- Risk governance
- Flexibility and redundancy in product, network and process architectures
- Alignment between partners in the supply chain
- Upstream and downstream supply chain integration
- Alignment between internal business functions
- Complexity management/rationalization
- Data, models and analytics
Monday, September 23, 2013
7 Factors that drive supply chain risk management decisions
With the theme from this week focusing on supply chain challenges in a global environment, I found a report from the MIT supply chain and innovation department evaluating different supply chain and risk management strategies from 209 corporations with a global footprint. As organizations expand into global settings they are subject to new risks that can disrupt their operations; controllable risks such as price fluctuation of raw materials, market changes on fuel price and currency fluctuations, and less controllable risks such as natural disasters, demand changes, disruptive innovations and strikes. With proper planning, however, these volatile risks can be better managed; shown by Dell in being aware of a potential dock workers strike and mitigating the risk before it occurred, and by Nissan, who overcame supply chain challenges in the form of earthquake, tsunami and nuclear disaster, all of which occurred in March of 2011, to turn a 9% increase in production compared to a 9% drop in production across the industry at that time.
Nissan was able to accomplish this supply chain marvel by adhering to their risk management principles consisting of: identifying risks as early as possible, constantly analyzing the risks and updating proposed solutions, and rapidly implementing countermeasures as soon as possible when necessary. Nissan was prepared for these events by having a readiness plan that encompassed natural disasters such as earthquakes, and regularly updated this plan before the disasters occurred. With this document in place, management personal in key areas and responsibilities had the information necessary to implement actionable solutions, and were empowered to make decisions locally without lengthy analyses. Additionally, Nissan has a flexible supply chain model, with strong central control points, but decentralized components that are independent enough to implement solutions on their own. Finally, there was good visibility across the entire enterprise, and good coordination between internal and external business units. This transparency and communication enabled Nissan to share information globally, and update their strategies on the fly.
Developing strong supply chain and risk management frameworks are particularly important in today’s high speed global corporate environments, and can be accomplished by focusing on 7 factors highlighted in the report:
MIT’s report also shows that most global corporations feel that dependencies between supply chain entities have increased, supply chain changes occur more frequently, new products are introduced more frequently and products have become less standard. To additionally reduce risk associated with natural disasters, the report suggests creating and implementing business continuity plans, implementing dual sourcing strategies, and using both regional and global supply strategies.

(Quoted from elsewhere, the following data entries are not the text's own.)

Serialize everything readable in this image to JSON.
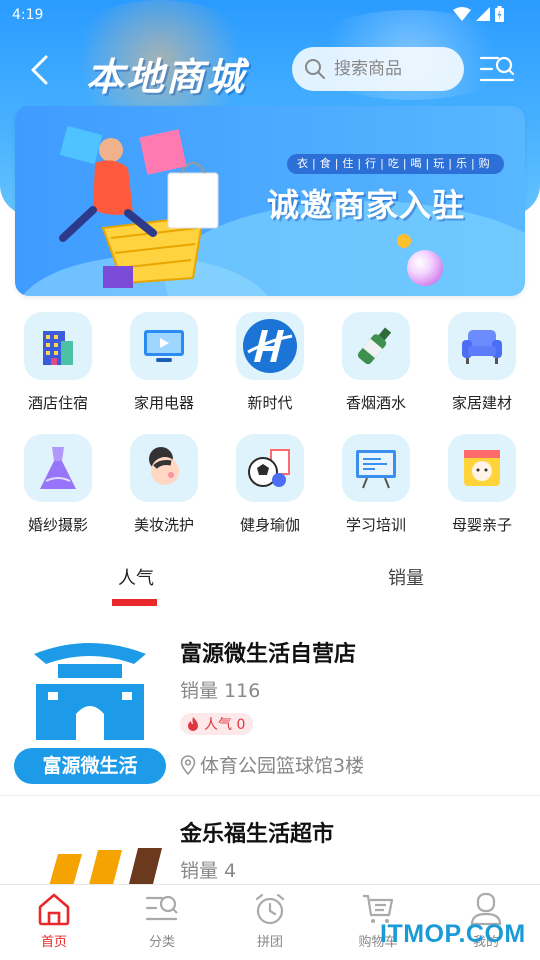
{
  "status": {
    "time": "4:19"
  },
  "header": {
    "title": "本地商城",
    "search_placeholder": "搜索商品"
  },
  "banner": {
    "tags": "衣|食|住|行|吃|喝|玩|乐|购",
    "slogan": "诚邀商家入驻"
  },
  "categories": [
    {
      "label": "酒店住宿",
      "icon": "hotel-icon"
    },
    {
      "label": "家用电器",
      "icon": "tv-icon"
    },
    {
      "label": "新时代",
      "icon": "new-era-logo-icon"
    },
    {
      "label": "香烟酒水",
      "icon": "liquor-bottle-icon"
    },
    {
      "label": "家居建材",
      "icon": "sofa-icon"
    },
    {
      "label": "婚纱摄影",
      "icon": "wedding-dress-icon"
    },
    {
      "label": "美妆洗护",
      "icon": "makeup-face-icon"
    },
    {
      "label": "健身瑜伽",
      "icon": "sports-ball-icon"
    },
    {
      "label": "学习培训",
      "icon": "whiteboard-icon"
    },
    {
      "label": "母婴亲子",
      "icon": "baby-icon"
    }
  ],
  "tabs": {
    "popular": "人气",
    "sales": "销量"
  },
  "stores": [
    {
      "name": "富源微生活自营店",
      "sales": "销量 116",
      "popularity": "人气 0",
      "address": "体育公园篮球馆3楼",
      "logo_text": "富源微生活"
    },
    {
      "name": "金乐福生活超市",
      "sales": "销量 4"
    }
  ],
  "bottom_nav": [
    {
      "label": "首页",
      "icon": "home-icon",
      "active": true
    },
    {
      "label": "分类",
      "icon": "category-search-icon",
      "active": false
    },
    {
      "label": "拼团",
      "icon": "alarm-clock-icon",
      "active": false
    },
    {
      "label": "购物车",
      "icon": "cart-icon",
      "active": false
    },
    {
      "label": "我的",
      "icon": "user-icon",
      "active": false
    }
  ],
  "watermark": "ITMOP.COM",
  "colors": {
    "brand_blue": "#2a9bff",
    "accent_red": "#e8282a",
    "icon_bg": "#dff3fd"
  }
}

Which of the 7 factors do you think are the most important in developing a successful supply chain management strategy? Will these factors work for small corporations as well as large, or can only maturely developed supply chain networks implement some of these strategies and solutions?